Now I get to sit back and watch things unfold, and hope that old Martin is playing a long con, and isn’t the senile old man he’d have Pecksniff believe. I also hope nothing untoward happens to Mrs. Gamp – her whole character is frickin’ genius, Charlie my friend.

And with that, I’d best get back to the story, although I remain,

Affectionately yours,



Dear Charlie,

I can’t believe it, but our entirely one-sided correspondence has just garnered 5,000 visits! Compared to your own vast readership it’s modest, I know, but I’m still thrilled. In celebration, I’d like to show you a portrait of you I discovered by a fantastic artist named  David Johnson.

Pretty cool, eh? I thought you’d like it.

Oh, and I just finished reading about Mr. Pecksniff’s oh-so-creepy advances to Mary. I thought Quilp was frightening, but Pecksniff is just…something else. So slimy and sanctimonious and just eewww. At least Mary has sense enough to see it, even if she’s being backed into a corner. What a character!

Well, I’ll let you get back to whatever famous dead authors do. Here’s to the next 5,000 visits!!





Pissing off Americans

ALL the Chuzzlewits!

Dear Charlie,

I’ve just finished the first volume of Martin Chuzzlewit, and have left Mrs. Gamp ministering at the sick bed of a mysterious stranger, an old friend of John Westlock’s, old Martin and Mary back at the Blue Dragon for reasons unknown, Jonas (mostly) engaged to Mercy and her sister enraged by it, Pecksniff doing his damnedest to keep on old Martin’s good side, and young Martin and the cheerful Mark finding themselves owners of a very dank, very remote piece of an American settlement called Eden.

I suppose I have become used to you, by now, poking fun at various English characters, institutions and cultural idiosyncrasies, so when you turned that sharp eye and caustic wit on the people and politics of the Americans Martin encounters upon his arrival in New York… well, I can see why your American friends weren’t exactly tickled by your exposing their foibles. As you yourself said:

I gather from a letter I have had this morning that Martin has made them all stark staring raving mad across the water.

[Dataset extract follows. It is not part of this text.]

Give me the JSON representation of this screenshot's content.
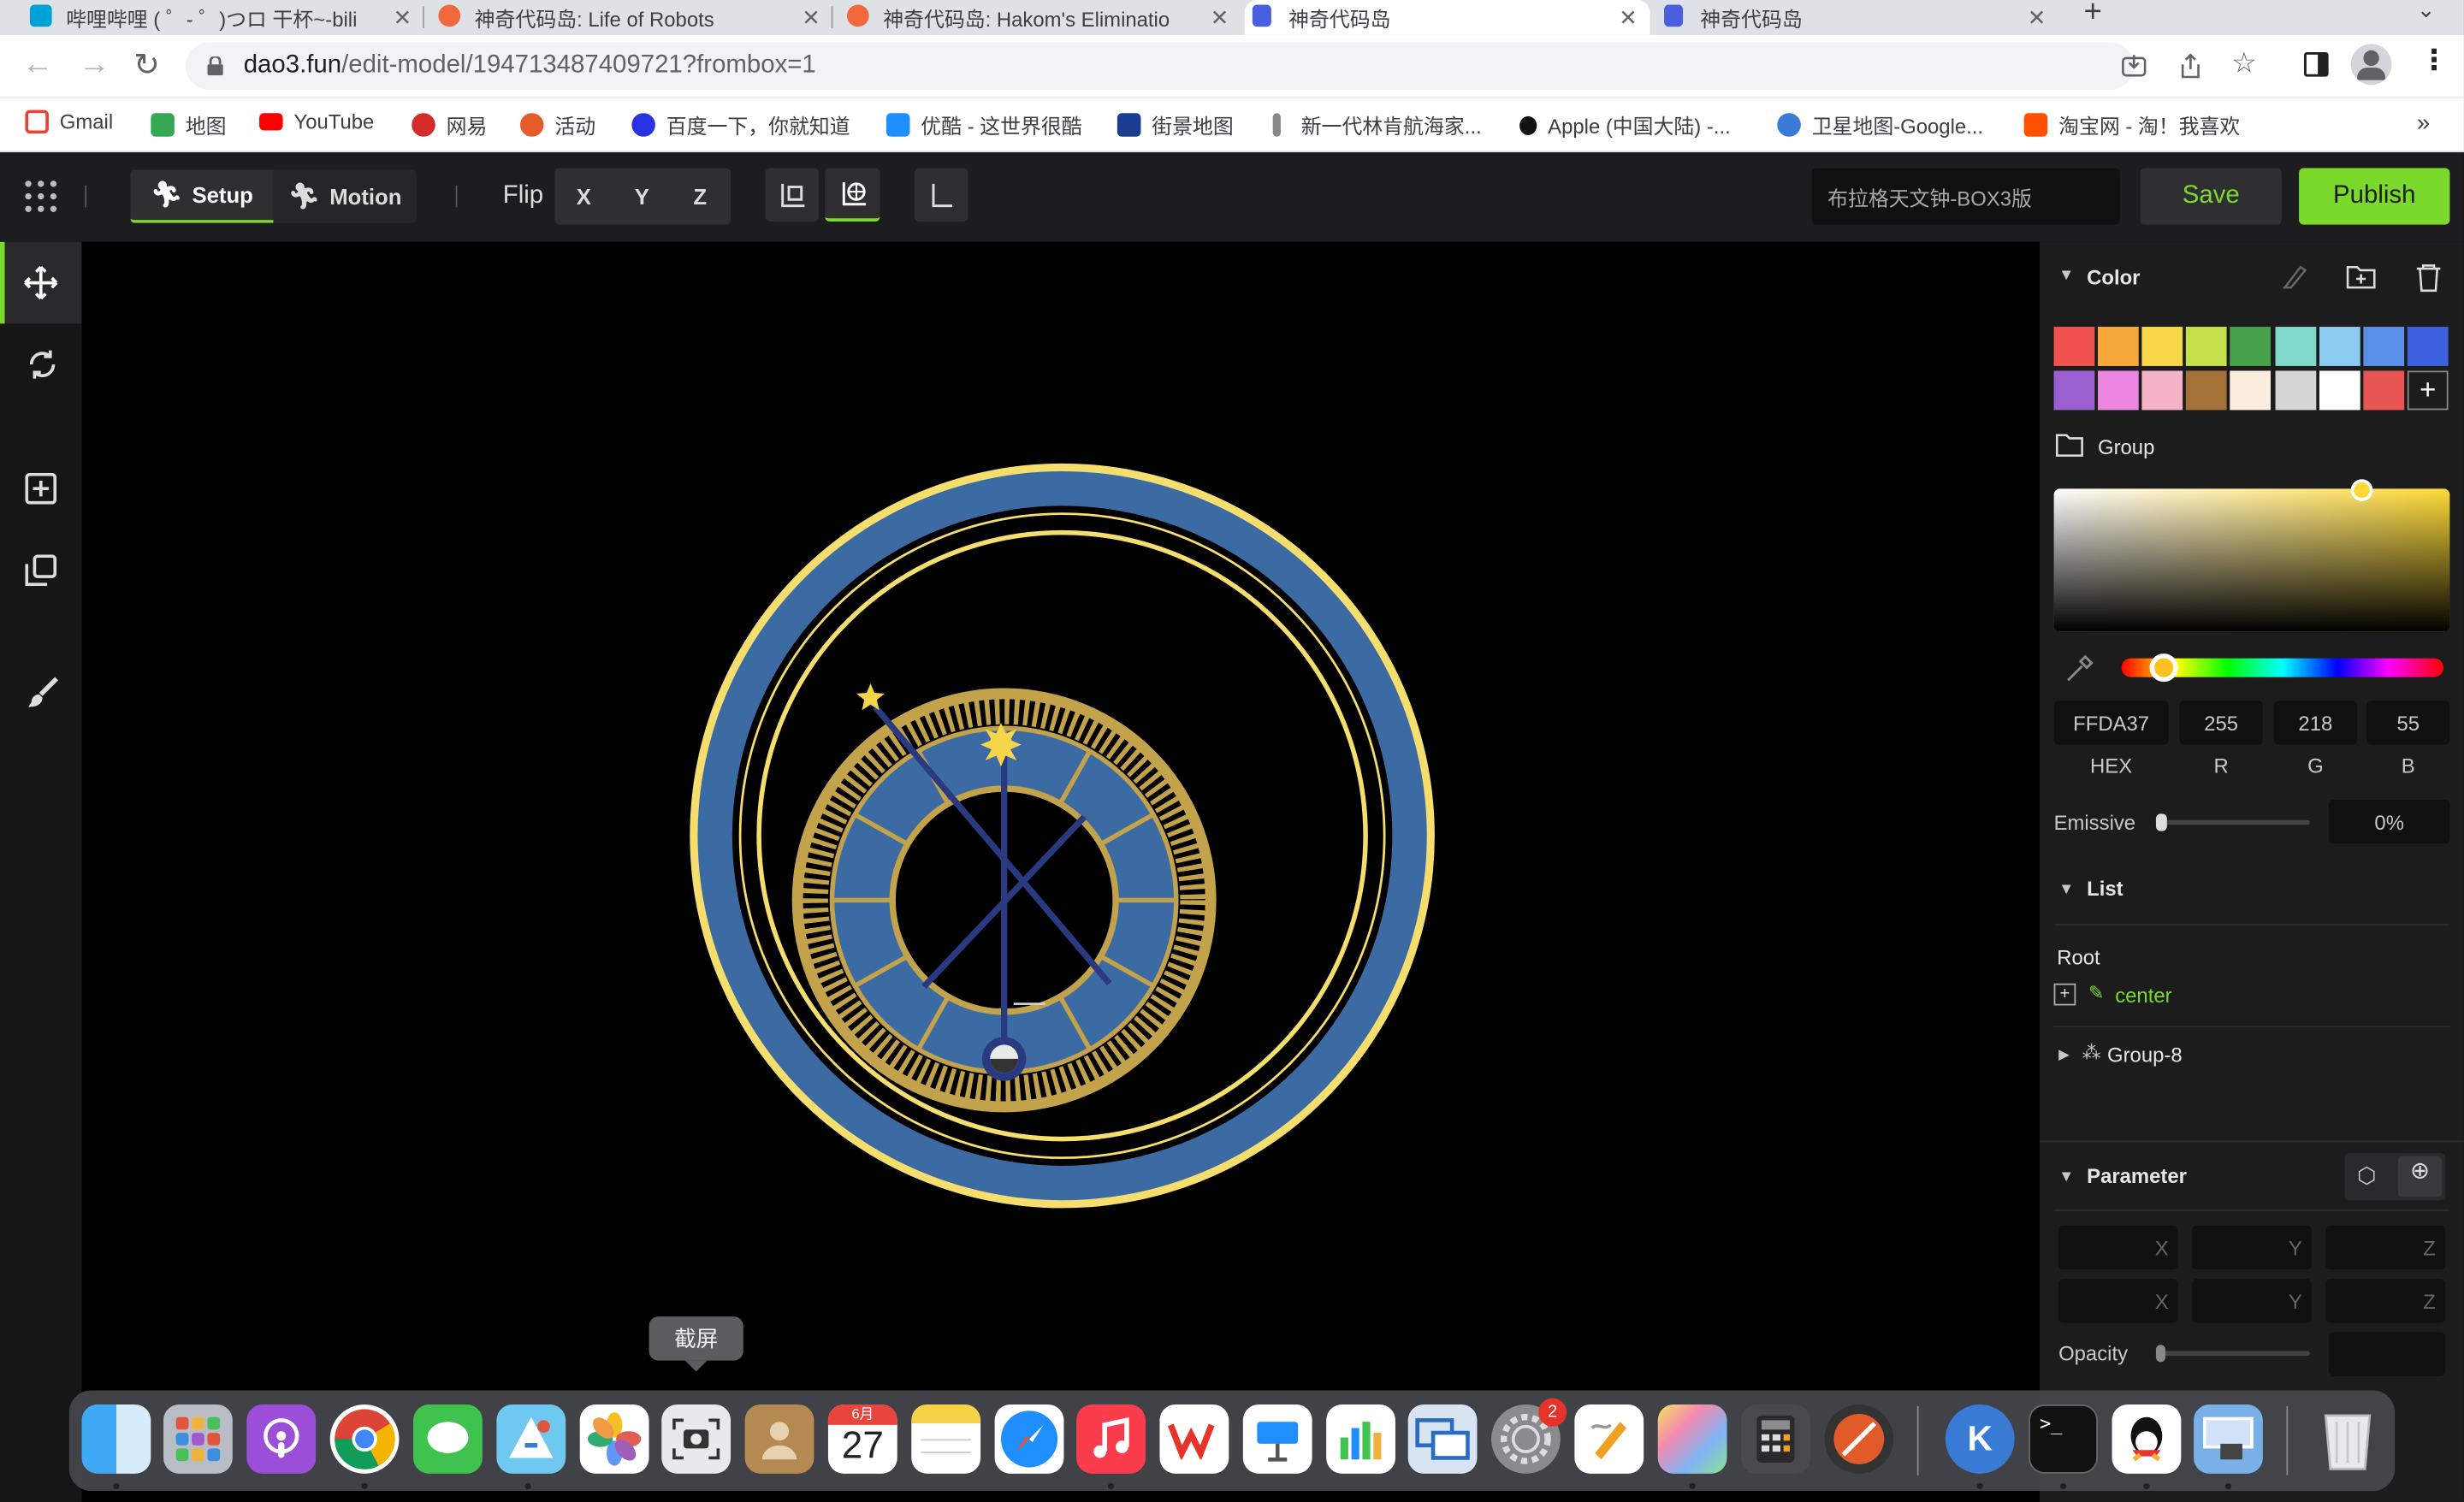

Oops. I guess it’s true that you can only make fat jokes if you’re fat, eh? Fortunately, your friend Forster noted:

But though an angry they are a good humoured and a very placable people; and as time moved on a little, the laughter on that side of the Atlantic became quite as great as our amusement on this side, at the astonishing fun and comicality of these scenes.

And they are funny. Even if some of the politics went over my head, the behavior of the boarding house residents at dinner, the rigid social hierarchy, and the profusion of tabloids (I think we should definitely bring back your term for them, since ‘screamers’ is exactly what they are) made me laugh out loud. It’s interesting, too, that Martin, who you portray as a bit of a selfish ass, becomes much more sympathetic when you place him in the role of the English observer of American culture and customs. Let’s hope some hardship in the swamps of Eden finally helps him to get over himself and learn some humility before he returns home (assuming he makes it home).

And now this Canadian girl must put up a pair of curtains before wolfing down her dinner in the grand North American style. And, of course, I remain ever,

Affectionately yours,